Photos with Patti Austin
BiographyNew York City, New York, USA

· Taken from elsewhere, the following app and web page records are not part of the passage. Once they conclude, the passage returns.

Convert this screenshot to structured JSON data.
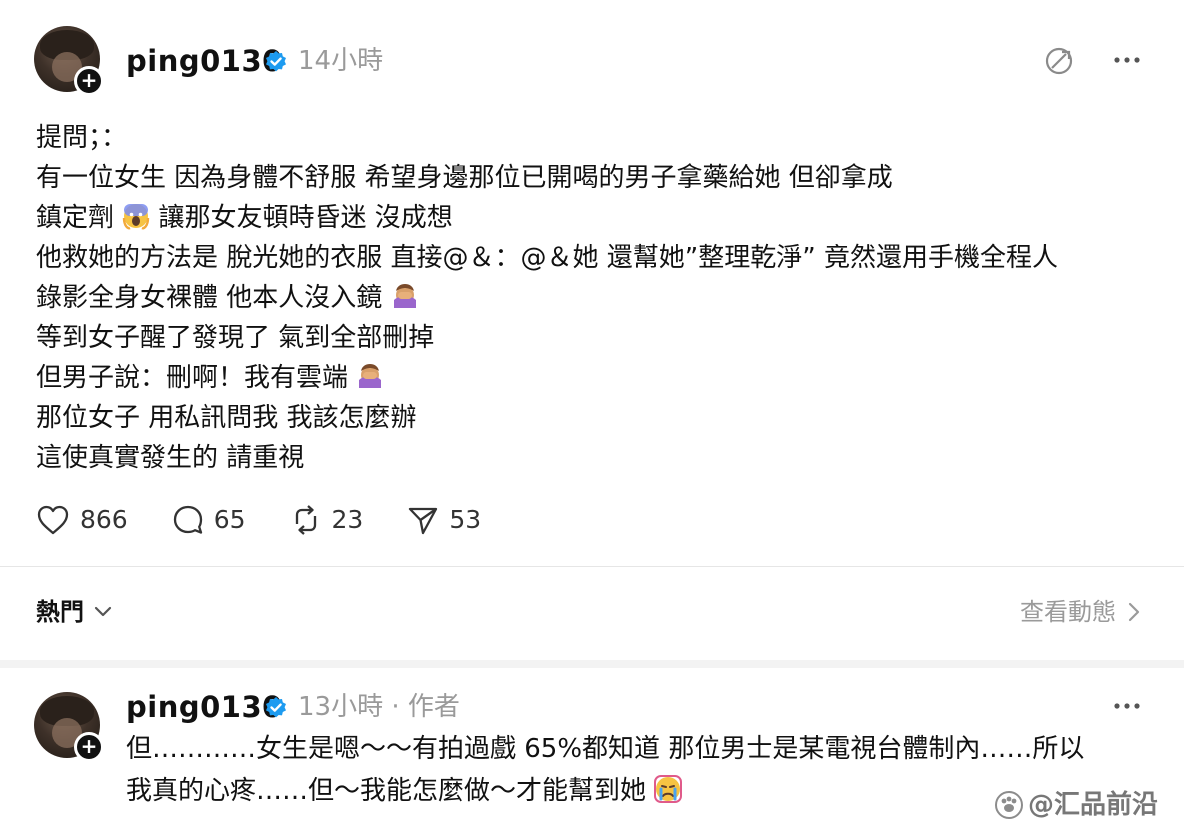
{
  "post": {
    "username": "ping0130",
    "time": "14小時",
    "lines": [
      "提問；：",
      "有一位女生 因為身體不舒服 希望身邊那位已開喝的男子拿藥給她 但卻拿成",
      "鎮定劑",
      "讓那女友頓時昏迷 沒成想",
      "他救她的方法是 脫光她的衣服 直接@＆：@＆她 還幫她”整理乾淨” 竟然還用手機全程人",
      "錄影全身女裸體 他本人沒入鏡",
      "等到女子醒了發現了 氣到全部刪掉",
      "但男子說：刪啊！我有雲端",
      "那位女子 用私訊問我 我該怎麼辦",
      "這使真實發生的 請重視"
    ],
    "emoji_icons": [
      "screaming-face-emoji",
      "facepalm-emoji",
      "facepalm-emoji"
    ],
    "counts": {
      "likes": "866",
      "comments": "65",
      "reposts": "23",
      "shares": "53"
    }
  },
  "sortbar": {
    "label": "熱門",
    "activity_link": "查看動態"
  },
  "reply": {
    "username": "ping0130",
    "meta": "13小時 · 作者",
    "lines": [
      "但…………女生是嗯～～有拍過戲 65%都知道 那位男士是某電視台體制內……所以",
      "我真的心疼……但～我能怎麼做～才能幫到她"
    ]
  },
  "watermark": {
    "text": "@汇品前沿"
  },
  "colors": {
    "verified": "#1d9bf0",
    "muted": "#9a9a9a",
    "text": "#111111"
  }
}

One would be surprised if singer-composer Patti Austin did not have talent, given her impressive musical pedigree and early exposure to some of the most trend-setting artists of the twentieth century. Born to musician parents Gordon and Edna Austin, Patti Austin made her stage debut at Harlem's famous Apollo Theatre at the age of three with her famous Godmother Dinah Washington. As an adolescent she appeared on The Sammy Davis, Jr. Show (1966) and performed in the stage versions of "Lost In The Stars" and "Finian's Rainbow". Age nine found her travelling to Europe with her Godfather Quincy Jones. Read more... voice and natural musicianship she toured at the age of sixteen with Harry Belafonte. In the 1970s upon the generous recommendation of Valerie Simpson (of the husband & wife songwriting team "Ashford and Simpson"), Austin began to receive numerous opportunities to compose and sing TV commercial jingles. Additionally she became one of the most prolific session singers of the decade; recording with Paul Simon, Billy Joel, Jazz guitarist and vocalist George Benson, Joe Cocker, and Roberta Flack to name a few. In the 1980s she worked with the groups Steely Dan and the Blues Brothers. Maintaining her long association with Quincy Jones, Austin's vocals were featured on his album and title song "The Dude" which earned a 1982 Grammy Award. Long since her first R & B hit "Family Tree" (1969), in the 1980s Austin had joined the ranks of a minority of women lauded for their songwriting ability and vocal expertise. She garnered another hit with "Every Home Should Have One" on Jones' Qwest Label, and scored a #11 UK hit with "Razzamatazz" in early 1981. Two duets with singer-composer James Ingram brought her even greater exposure as "Baby Come To Me" became the love theme for the popular daytime drama General Hospital (1963) (US #1, UK #11 in 1983); and "How Do You Keep the Music Playing?" from the feature film Best Friends (1982) was nominated for an Academy Award. She also sang the theme songs for _Two Of A Kind (1983)_ and Shirley Valentine (1989). Her album "The Real Me" featured a collection of standards composed by Duke Ellington, George Gershwin, and Cole Porter. After a string of successful albums, dozens of compositions recorded by a variety of recording artists, and collaborations with Jazz/Pop/R&B masters Quincy Jones and Dave Grusin, Austin remains one of the most prolific musical talents of our time.